> _PROBLEM_
In the copy, keep every record exact and leave out all images.

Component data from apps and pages
┌──

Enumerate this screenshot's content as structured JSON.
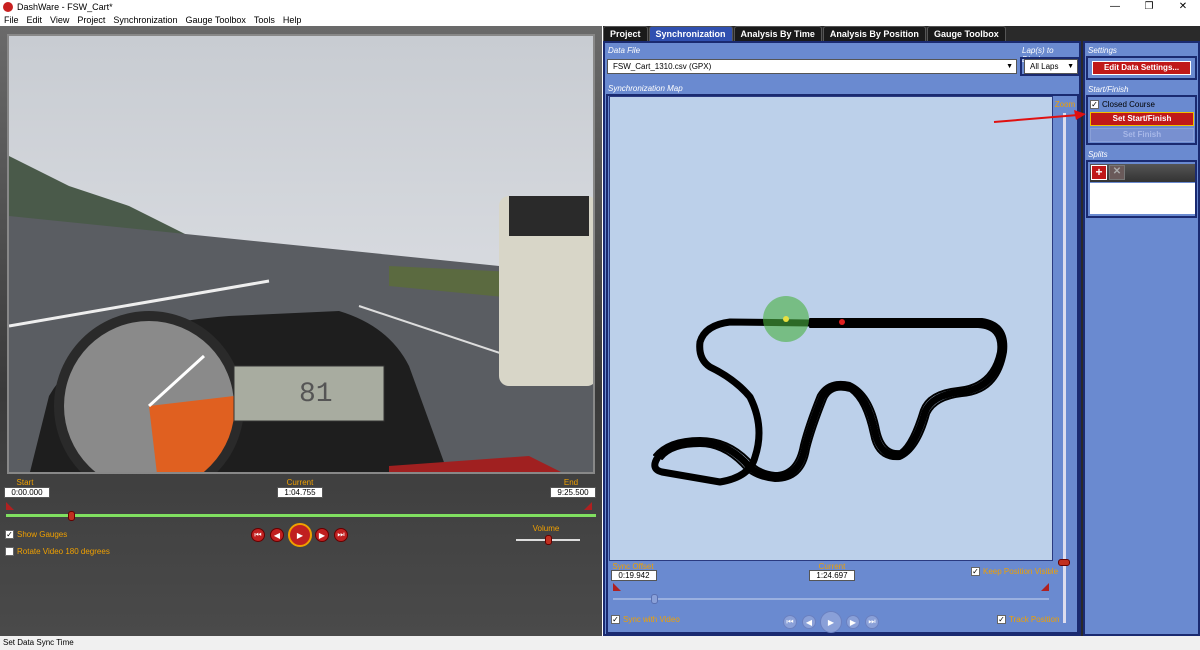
{
  "window": {
    "title": "DashWare - FSW_Cart*",
    "minimize": "—",
    "restore": "❐",
    "close": "✕"
  },
  "menu": [
    "File",
    "Edit",
    "View",
    "Project",
    "Synchronization",
    "Gauge Toolbox",
    "Tools",
    "Help"
  ],
  "video_panel": {
    "start_label": "Start",
    "start_value": "0:00.000",
    "current_label": "Current",
    "current_value": "1:04.755",
    "end_label": "End",
    "end_value": "9:25.500",
    "position_fraction": 0.11,
    "volume_label": "Volume",
    "volume_fraction": 0.5,
    "show_gauges_label": "Show Gauges",
    "show_gauges_checked": true,
    "rotate_label": "Rotate Video 180 degrees",
    "rotate_checked": false
  },
  "tabs": [
    {
      "label": "Project",
      "active": false
    },
    {
      "label": "Synchronization",
      "active": true
    },
    {
      "label": "Analysis By Time",
      "active": false
    },
    {
      "label": "Analysis By Position",
      "active": false
    },
    {
      "label": "Gauge Toolbox",
      "active": false
    }
  ],
  "sync": {
    "data_file_label": "Data File",
    "data_file_value": "FSW_Cart_1310.csv (GPX)",
    "laps_label": "Lap(s) to Display",
    "laps_value": "All Laps",
    "map_label": "Synchronization Map",
    "zoom_label": "Zoom",
    "offset_label": "Sync Offset",
    "offset_value": "0:19.942",
    "current_label": "Current",
    "current_value": "1:24.697",
    "keep_visible_label": "Keep Position Visible",
    "keep_visible_checked": true,
    "sync_video_label": "Sync with Video",
    "sync_video_checked": true,
    "track_position_label": "Track Position",
    "track_position_checked": true
  },
  "side": {
    "settings_label": "Settings",
    "edit_data_settings": "Edit Data Settings...",
    "start_finish_label": "Start/Finish",
    "closed_course_label": "Closed Course",
    "closed_course_checked": true,
    "set_start_finish": "Set Start/Finish",
    "set_finish": "Set Finish",
    "splits_label": "Splits"
  },
  "status": "Set Data Sync Time",
  "colors": {
    "accent_red": "#c01818",
    "label_orange": "#f0a000",
    "panel_blue": "#6a8ad0"
  }
}
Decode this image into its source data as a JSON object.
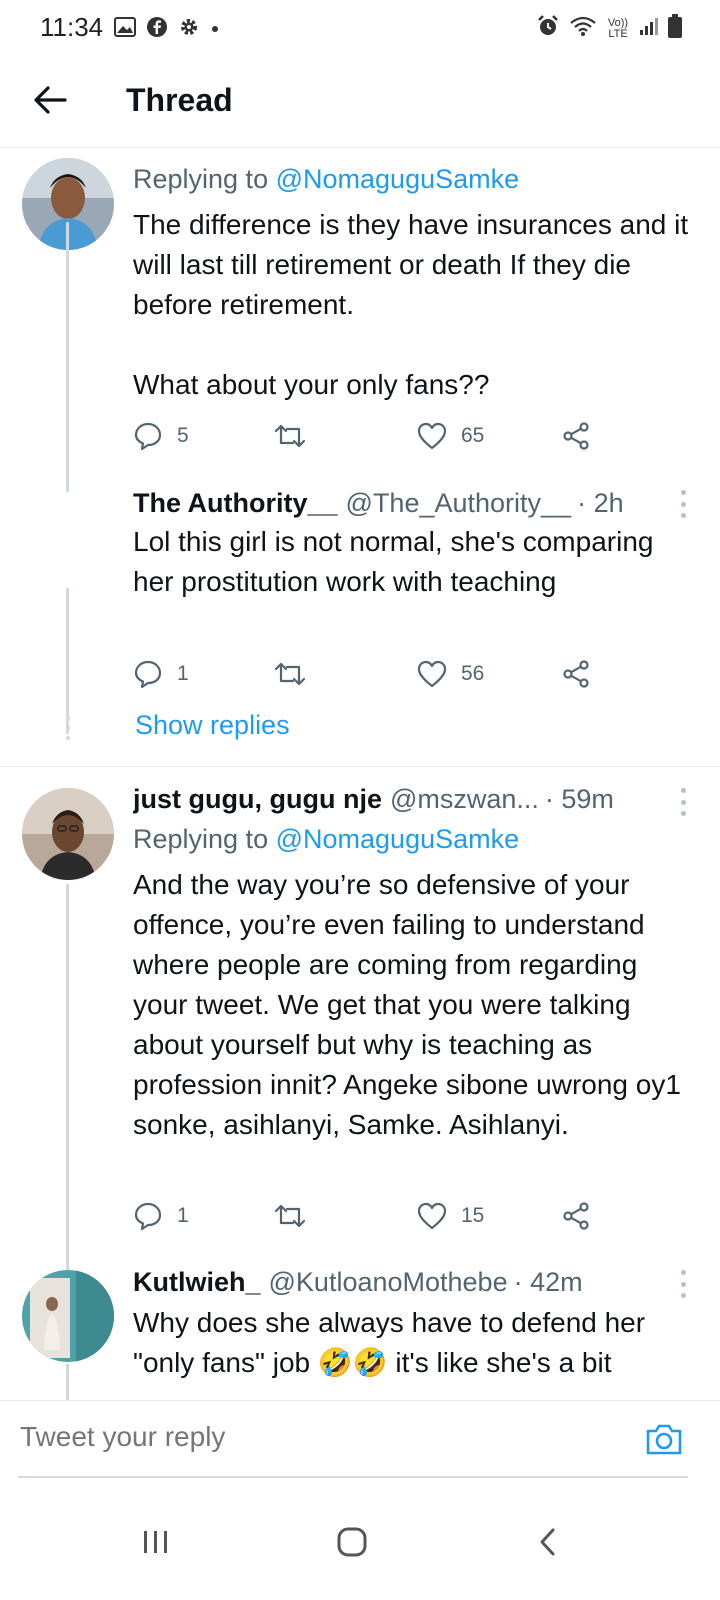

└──

> _EXERCISE RESULT_
Enumerate this screenshot's content as structured JSON.
{
  "window": {
    "title": "DashWare - FSW_Cart*",
    "minimize": "—",
    "restore": "❐",
    "close": "✕"
  },
  "menu": [
    "File",
    "Edit",
    "View",
    "Project",
    "Synchronization",
    "Gauge Toolbox",
    "Tools",
    "Help"
  ],
  "video_panel": {
    "start_label": "Start",
    "start_value": "0:00.000",
    "current_label": "Current",
    "current_value": "1:04.755",
    "end_label": "End",
    "end_value": "9:25.500",
    "position_fraction": 0.11,
    "volume_label": "Volume",
    "volume_fraction": 0.5,
    "show_gauges_label": "Show Gauges",
    "show_gauges_checked": true,
    "rotate_label": "Rotate Video 180 degrees",
    "rotate_checked": false
  },
  "tabs": [
    {
      "label": "Project",
      "active": false
    },
    {
      "label": "Synchronization",
      "active": true
    },
    {
      "label": "Analysis By Time",
      "active": false
    },
    {
      "label": "Analysis By Position",
      "active": false
    },
    {
      "label": "Gauge Toolbox",
      "active": false
    }
  ],
  "sync": {
    "data_file_label": "Data File",
    "data_file_value": "FSW_Cart_1310.csv (GPX)",
    "laps_label": "Lap(s) to Display",
    "laps_value": "All Laps",
    "map_label": "Synchronization Map",
    "zoom_label": "Zoom",
    "offset_label": "Sync Offset",
    "offset_value": "0:19.942",
    "current_label": "Current",
    "current_value": "1:24.697",
    "keep_visible_label": "Keep Position Visible",
    "keep_visible_checked": true,
    "sync_video_label": "Sync with Video",
    "sync_video_checked": true,
    "track_position_label": "Track Position",
    "track_position_checked": true
  },
  "side": {
    "settings_label": "Settings",
    "edit_data_settings": "Edit Data Settings...",
    "start_finish_label": "Start/Finish",
    "closed_course_label": "Closed Course",
    "closed_course_checked": true,
    "set_start_finish": "Set Start/Finish",
    "set_finish": "Set Finish",
    "splits_label": "Splits"
  },
  "status": "Set Data Sync Time",
  "colors": {
    "accent_red": "#c01818",
    "label_orange": "#f0a000",
    "panel_blue": "#6a8ad0"
  }
}
Decode this image into its source data as a JSON object.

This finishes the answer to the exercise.